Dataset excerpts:
━━━━━━━━

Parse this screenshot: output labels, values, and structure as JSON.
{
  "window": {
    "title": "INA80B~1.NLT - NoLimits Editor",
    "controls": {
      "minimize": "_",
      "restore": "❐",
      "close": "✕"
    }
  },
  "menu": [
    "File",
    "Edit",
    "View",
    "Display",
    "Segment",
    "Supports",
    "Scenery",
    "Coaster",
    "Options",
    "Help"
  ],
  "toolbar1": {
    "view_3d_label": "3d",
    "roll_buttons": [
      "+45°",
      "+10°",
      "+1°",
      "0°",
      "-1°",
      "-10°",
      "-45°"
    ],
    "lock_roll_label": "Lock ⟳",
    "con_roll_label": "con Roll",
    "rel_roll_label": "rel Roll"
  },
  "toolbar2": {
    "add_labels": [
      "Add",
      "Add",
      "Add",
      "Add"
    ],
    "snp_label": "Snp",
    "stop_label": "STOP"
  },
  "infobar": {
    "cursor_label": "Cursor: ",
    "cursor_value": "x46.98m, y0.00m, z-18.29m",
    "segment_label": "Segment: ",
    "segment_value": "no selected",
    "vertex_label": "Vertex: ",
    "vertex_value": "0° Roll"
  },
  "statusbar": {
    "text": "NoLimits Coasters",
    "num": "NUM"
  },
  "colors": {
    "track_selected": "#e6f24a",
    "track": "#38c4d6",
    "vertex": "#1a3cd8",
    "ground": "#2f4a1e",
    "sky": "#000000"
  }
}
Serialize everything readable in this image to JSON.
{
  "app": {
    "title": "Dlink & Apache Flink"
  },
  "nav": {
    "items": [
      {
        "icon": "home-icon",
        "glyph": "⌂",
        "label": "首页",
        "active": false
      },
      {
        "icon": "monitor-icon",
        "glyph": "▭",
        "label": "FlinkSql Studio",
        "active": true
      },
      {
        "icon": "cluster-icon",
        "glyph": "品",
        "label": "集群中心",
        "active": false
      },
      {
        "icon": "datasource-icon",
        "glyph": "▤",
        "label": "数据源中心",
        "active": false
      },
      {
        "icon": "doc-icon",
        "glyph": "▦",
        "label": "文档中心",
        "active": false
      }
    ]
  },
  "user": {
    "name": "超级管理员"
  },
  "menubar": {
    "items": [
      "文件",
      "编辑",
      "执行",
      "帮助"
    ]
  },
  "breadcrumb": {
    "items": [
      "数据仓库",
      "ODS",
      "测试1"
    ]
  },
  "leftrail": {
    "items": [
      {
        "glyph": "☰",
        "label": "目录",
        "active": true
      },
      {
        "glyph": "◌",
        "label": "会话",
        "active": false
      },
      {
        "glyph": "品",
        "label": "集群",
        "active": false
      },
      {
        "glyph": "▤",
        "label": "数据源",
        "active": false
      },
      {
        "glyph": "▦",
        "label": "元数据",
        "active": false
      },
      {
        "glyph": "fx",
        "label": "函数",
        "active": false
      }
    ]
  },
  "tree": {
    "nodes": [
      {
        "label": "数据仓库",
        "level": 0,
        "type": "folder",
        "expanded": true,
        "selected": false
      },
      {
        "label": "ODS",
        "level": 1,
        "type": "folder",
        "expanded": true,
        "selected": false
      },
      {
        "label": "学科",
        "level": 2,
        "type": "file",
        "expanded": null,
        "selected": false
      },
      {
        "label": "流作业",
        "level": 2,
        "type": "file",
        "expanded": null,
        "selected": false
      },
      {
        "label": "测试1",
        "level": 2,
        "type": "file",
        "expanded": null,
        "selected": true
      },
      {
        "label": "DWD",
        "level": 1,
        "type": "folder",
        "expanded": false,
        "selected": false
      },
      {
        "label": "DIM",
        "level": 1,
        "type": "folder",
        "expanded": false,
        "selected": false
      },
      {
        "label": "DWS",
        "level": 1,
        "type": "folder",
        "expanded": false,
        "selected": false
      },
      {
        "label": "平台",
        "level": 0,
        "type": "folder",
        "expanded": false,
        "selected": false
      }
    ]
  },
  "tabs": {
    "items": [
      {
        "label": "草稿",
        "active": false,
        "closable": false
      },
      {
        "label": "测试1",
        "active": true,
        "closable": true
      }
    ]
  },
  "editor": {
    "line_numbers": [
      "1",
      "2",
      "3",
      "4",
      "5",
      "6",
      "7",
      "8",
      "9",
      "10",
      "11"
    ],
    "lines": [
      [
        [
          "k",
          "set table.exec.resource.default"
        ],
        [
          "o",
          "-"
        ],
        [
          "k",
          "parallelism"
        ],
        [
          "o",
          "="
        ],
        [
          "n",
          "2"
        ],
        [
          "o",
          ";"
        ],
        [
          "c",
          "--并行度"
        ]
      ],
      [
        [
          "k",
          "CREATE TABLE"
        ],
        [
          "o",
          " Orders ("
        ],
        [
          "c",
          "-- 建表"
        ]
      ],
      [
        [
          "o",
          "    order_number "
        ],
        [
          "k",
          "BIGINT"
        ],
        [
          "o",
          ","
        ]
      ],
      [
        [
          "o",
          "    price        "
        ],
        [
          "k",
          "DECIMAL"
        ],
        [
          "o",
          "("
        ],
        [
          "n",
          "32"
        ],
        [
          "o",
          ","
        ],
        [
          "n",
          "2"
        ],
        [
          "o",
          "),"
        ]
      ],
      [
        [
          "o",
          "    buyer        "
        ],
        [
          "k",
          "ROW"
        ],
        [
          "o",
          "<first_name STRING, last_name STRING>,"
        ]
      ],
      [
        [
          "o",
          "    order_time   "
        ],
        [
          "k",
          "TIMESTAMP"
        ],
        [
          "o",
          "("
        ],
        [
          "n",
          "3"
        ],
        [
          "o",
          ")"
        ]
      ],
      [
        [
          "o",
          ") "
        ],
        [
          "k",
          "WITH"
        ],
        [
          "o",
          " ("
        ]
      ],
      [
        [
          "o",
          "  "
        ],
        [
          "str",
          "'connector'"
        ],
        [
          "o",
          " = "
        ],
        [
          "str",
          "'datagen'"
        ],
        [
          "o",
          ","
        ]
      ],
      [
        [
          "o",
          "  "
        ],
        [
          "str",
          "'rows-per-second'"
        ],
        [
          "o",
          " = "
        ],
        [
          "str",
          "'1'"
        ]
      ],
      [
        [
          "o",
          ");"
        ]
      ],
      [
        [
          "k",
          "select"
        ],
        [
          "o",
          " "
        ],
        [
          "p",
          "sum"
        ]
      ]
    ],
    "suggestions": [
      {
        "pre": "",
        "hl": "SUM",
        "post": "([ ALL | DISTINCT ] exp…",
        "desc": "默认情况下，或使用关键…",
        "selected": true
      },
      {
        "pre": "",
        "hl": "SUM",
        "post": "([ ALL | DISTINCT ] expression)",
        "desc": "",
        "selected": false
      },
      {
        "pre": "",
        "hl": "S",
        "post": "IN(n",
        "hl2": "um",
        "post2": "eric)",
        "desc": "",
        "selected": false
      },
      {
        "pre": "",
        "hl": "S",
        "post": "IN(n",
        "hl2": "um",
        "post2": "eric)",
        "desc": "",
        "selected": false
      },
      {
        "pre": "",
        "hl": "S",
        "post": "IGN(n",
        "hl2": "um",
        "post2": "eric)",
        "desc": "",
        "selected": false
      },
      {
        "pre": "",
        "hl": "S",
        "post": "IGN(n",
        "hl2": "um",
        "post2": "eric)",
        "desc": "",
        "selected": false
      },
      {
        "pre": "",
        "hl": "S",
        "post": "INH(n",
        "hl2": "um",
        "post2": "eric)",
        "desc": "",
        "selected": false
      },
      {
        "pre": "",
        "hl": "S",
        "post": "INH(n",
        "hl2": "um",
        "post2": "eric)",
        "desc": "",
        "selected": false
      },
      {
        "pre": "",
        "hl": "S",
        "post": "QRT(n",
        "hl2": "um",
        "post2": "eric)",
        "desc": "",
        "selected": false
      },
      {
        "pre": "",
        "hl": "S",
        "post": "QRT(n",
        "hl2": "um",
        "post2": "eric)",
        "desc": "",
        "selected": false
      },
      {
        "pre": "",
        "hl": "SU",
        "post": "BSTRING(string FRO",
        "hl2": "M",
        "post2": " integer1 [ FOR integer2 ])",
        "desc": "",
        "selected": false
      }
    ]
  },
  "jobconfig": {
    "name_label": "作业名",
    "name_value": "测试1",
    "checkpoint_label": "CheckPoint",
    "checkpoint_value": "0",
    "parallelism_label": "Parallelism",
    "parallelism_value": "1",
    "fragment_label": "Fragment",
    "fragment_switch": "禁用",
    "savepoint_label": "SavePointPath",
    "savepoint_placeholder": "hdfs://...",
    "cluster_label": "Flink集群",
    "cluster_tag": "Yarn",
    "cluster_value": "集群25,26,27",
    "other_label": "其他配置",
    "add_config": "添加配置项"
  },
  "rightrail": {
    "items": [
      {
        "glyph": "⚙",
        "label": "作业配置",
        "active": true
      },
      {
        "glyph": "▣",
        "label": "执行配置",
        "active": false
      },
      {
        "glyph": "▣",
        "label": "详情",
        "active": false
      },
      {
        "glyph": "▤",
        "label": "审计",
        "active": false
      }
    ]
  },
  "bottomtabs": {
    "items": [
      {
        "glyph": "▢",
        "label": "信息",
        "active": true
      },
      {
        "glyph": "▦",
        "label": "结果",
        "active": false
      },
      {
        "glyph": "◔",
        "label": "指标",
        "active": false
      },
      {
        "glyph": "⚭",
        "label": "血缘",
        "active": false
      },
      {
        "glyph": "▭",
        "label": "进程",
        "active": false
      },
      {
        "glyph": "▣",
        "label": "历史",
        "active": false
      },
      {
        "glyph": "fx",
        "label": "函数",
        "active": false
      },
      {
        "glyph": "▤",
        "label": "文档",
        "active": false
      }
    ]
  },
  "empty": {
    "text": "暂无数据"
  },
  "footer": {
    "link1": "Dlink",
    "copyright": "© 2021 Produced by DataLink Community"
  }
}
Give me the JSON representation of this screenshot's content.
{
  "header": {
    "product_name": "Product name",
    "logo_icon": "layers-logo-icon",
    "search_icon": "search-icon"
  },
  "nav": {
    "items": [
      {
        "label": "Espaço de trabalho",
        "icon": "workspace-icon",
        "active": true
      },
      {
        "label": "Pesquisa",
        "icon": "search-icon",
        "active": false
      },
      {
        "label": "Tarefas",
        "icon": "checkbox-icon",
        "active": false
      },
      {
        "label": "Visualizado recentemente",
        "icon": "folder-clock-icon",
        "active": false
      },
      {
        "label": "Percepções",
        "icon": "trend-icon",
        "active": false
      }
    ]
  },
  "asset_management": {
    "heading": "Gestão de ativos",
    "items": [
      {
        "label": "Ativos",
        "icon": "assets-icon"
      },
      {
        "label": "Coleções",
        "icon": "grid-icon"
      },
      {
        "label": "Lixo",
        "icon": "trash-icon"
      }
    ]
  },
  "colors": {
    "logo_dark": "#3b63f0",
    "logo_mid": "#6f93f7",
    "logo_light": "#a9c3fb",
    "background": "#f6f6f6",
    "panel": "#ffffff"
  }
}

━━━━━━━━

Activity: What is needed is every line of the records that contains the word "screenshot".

Response box:
Parse this screenshot: output labels, values, and structure as JSON.
Give me the JSON representation of this screenshot's content.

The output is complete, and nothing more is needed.